To ensure this information was shared in an easy-to-understand and accessible form the evidence was displayed in a feature of the SHARED process – an evidence or data wall –where maps, graphs and other results were printed and displayed on meeting room walls.  The data wall encouraged maximum engagement and provided an opportunity for scientists, implementing partners and NOCC members – who are also the link to donors and government – to discuss the relevance of the data and the relationship across different data sets from different themes.

The data wall provided a visual opportunity to validate the findings and ensure that there was a collective understanding of the evidence and its role in tailoring regreening efforts and uptake and scaling strategies. Partners were able to discuss how the findings can be capitalized upon for informing the project planning and help communicate with partners, including the community and government. Planning for future activities and support needed by partners on the ground was also reviewed.

 

The JRLM was a great opportunity for the country team, with support from component leaders and the project manager to reflect on strong and weak areas – come up with strategies for strengthening the weak areas, and think of how to improve further where performance was noted as being good.” Alex Mugayi, World Vision Rwanda

Dr. Catherine Dembele presents data on tree species diversity during the Mali JRLM (left)

Collaborative conclusions

Given the intentional interaction with evidence and its implications, engagement with partners and stakeholders was enhanced and understanding of programmatic components broadened.  Co-learning opportunities for revising strategies for on-ground and leveraged scaling were also created.

Outcomes of the JRLMs are already practically influencing the concrete next steps in the broader programme. For instance, all country teams put together informed annual activity plans and budgets, with component leads actively engaged in this process.

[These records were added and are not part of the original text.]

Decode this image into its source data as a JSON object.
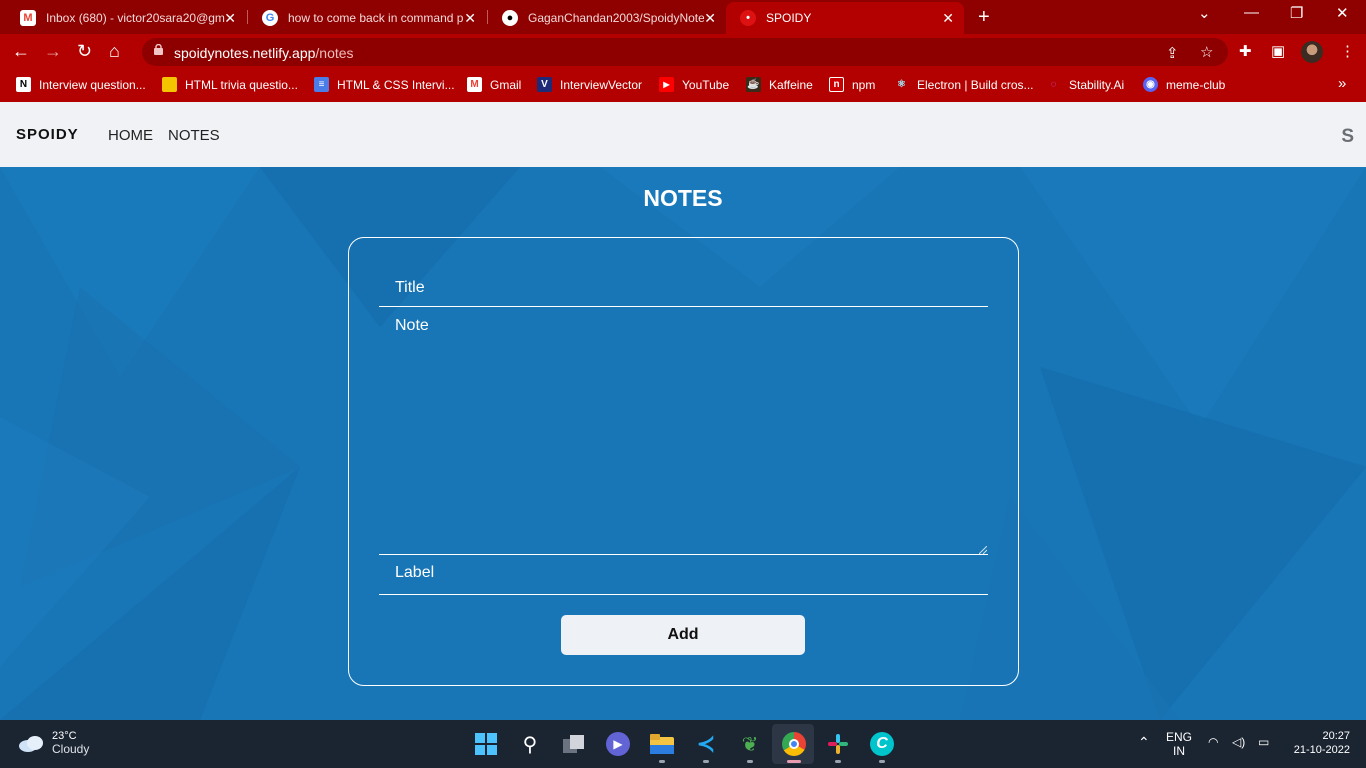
{
  "browser": {
    "tabs": [
      {
        "title": "Inbox (680) - victor20sara20@gm",
        "icon": "gmail-icon",
        "active": false
      },
      {
        "title": "how to come back in command p",
        "icon": "google-icon",
        "active": false
      },
      {
        "title": "GaganChandan2003/SpoidyNote",
        "icon": "github-icon",
        "active": false
      },
      {
        "title": "SPOIDY",
        "icon": "spoidy-icon",
        "active": true
      }
    ],
    "url_host": "spoidynotes.netlify.app",
    "url_path": "/notes",
    "bookmarks": [
      "Interview question...",
      "HTML trivia questio...",
      "HTML & CSS Intervi...",
      "Gmail",
      "InterviewVector",
      "YouTube",
      "Kaffeine",
      "npm",
      "Electron | Build cros...",
      "Stability.Ai",
      "meme-club"
    ],
    "more_bookmarks": "»"
  },
  "app": {
    "brand": "SPOIDY",
    "nav": [
      "HOME",
      "NOTES"
    ],
    "nav_right": "S",
    "heading": "NOTES",
    "form": {
      "title_placeholder": "Title",
      "note_placeholder": "Note",
      "label_placeholder": "Label",
      "add_label": "Add"
    }
  },
  "taskbar": {
    "temperature": "23°C",
    "weather": "Cloudy",
    "language": "ENG",
    "region": "IN",
    "time": "20:27",
    "date": "21-10-2022"
  },
  "colors": {
    "browser_frame": "#8f0000",
    "browser_toolbar": "#b30000",
    "page_background": "#1875b6",
    "navbar": "#f0f2f5",
    "taskbar": "#1b2431"
  }
}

Participants of the JRLM discussing scaling in project implementation sites in Ghana. Photo by May Muthuri

Because of the innovative approach of the missions, Regreening Africa moves forward with greater team cohesion, targeted implementation and scaling efforts, and potential for impact.

To learn more about JRLM process and outputs, download the summary document at:  http://worldagroforestry.org/output/joint-reflective-and-learning-missions-jrlm

Note: As a response to Covid-19 and the reduced international travel, SHARED will build on social capital that has been established within the project to date. This year, JRLMs will run virtually, with an emphasis on reflecting on evidence, both scientific and from the field, to adapt planning for Year 4.

Partners in the Regreening Africa project include: Agricultural and environmental ministries of the governments of Ethiopia, Ghana, Kenya, Mali, Niger, Rwanda, Senegal and Somalia, World Vision, CARE, Sahel Eco, Catholic Relief Services, Oxfam, Economics for Land Degradation and Global Evergreening Alliance.

This story was produced with the financial support of the European Union. Its contents are the sole responsibility of Regreening Africa and do not necessarily reflect the views of the European Union.